Stored data:
=== Begin Enclosure ===

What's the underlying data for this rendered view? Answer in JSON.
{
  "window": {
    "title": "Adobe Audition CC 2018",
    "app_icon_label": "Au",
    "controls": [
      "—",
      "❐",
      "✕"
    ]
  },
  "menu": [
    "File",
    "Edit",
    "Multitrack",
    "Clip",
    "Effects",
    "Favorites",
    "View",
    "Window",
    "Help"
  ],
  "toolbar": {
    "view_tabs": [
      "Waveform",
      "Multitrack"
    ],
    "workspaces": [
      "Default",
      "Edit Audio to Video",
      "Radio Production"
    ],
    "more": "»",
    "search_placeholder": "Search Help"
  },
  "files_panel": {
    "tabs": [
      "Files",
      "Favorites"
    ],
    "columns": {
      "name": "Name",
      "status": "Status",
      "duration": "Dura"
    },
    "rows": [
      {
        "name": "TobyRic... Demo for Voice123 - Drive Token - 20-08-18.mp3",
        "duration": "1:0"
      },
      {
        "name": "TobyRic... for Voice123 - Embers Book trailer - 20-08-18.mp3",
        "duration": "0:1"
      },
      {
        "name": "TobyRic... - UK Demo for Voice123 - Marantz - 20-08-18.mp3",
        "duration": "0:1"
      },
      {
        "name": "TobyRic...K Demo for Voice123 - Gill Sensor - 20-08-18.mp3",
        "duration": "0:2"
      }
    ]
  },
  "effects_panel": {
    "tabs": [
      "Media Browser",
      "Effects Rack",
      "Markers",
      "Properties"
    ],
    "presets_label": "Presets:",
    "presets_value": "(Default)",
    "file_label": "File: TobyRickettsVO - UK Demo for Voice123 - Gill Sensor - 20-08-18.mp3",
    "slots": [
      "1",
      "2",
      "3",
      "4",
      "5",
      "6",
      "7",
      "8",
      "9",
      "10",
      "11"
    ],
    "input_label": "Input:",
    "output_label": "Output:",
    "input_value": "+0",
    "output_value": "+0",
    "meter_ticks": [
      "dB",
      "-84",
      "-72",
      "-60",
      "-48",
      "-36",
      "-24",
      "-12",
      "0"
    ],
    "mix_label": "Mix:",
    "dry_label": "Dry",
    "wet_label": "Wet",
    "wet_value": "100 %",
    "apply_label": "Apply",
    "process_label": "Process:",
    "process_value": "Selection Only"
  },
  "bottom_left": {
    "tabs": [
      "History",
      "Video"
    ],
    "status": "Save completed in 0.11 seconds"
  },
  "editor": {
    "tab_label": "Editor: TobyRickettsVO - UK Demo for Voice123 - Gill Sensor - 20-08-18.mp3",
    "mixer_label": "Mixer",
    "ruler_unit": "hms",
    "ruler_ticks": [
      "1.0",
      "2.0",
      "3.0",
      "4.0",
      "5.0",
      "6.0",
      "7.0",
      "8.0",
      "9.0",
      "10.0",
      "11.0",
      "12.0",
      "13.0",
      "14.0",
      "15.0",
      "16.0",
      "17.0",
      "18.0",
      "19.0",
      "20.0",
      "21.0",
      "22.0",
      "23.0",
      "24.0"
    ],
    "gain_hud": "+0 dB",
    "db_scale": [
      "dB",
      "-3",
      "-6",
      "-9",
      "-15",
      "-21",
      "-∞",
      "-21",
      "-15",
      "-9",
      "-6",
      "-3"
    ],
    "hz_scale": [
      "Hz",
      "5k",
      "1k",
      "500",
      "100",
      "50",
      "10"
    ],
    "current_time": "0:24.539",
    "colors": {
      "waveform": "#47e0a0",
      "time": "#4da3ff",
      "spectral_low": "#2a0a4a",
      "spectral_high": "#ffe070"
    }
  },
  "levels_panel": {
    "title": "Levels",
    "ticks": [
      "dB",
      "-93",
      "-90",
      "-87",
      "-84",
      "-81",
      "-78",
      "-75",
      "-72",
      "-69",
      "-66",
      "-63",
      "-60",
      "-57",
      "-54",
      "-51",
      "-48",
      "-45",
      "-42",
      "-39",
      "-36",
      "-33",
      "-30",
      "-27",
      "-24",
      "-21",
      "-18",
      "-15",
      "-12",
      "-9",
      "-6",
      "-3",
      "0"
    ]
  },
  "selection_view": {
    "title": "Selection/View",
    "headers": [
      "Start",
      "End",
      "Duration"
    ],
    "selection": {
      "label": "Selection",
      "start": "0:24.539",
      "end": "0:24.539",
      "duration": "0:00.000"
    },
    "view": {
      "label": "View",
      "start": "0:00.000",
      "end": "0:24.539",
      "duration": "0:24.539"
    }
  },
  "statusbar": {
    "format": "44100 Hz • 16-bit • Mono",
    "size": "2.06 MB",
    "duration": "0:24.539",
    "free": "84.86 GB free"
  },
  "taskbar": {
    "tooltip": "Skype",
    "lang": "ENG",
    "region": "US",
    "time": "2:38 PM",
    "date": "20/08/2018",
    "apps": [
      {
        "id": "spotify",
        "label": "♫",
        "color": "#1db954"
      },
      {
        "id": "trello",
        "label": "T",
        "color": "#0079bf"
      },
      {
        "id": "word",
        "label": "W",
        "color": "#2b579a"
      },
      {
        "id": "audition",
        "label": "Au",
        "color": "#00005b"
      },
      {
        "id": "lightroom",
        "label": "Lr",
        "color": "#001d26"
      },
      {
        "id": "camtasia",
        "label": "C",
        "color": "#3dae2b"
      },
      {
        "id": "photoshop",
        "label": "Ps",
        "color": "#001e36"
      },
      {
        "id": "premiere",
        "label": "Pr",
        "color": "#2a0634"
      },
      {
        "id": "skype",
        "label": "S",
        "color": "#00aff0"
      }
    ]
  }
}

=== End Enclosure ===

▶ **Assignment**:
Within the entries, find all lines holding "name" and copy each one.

▶ **Answer to the exercise**:
      "name": "Name",
        "name": "TobyRic... Demo for Voice123 - Drive Token - 20-08-18.mp3",
        "name": "TobyRic... for Voice123 - Embers Book trailer - 20-08-18.mp3",
        "name": "TobyRic... - UK Demo for Voice123 - Marantz - 20-08-18.mp3",
        "name": "TobyRic...K Demo for Voice123 - Gill Sensor - 20-08-18.mp3",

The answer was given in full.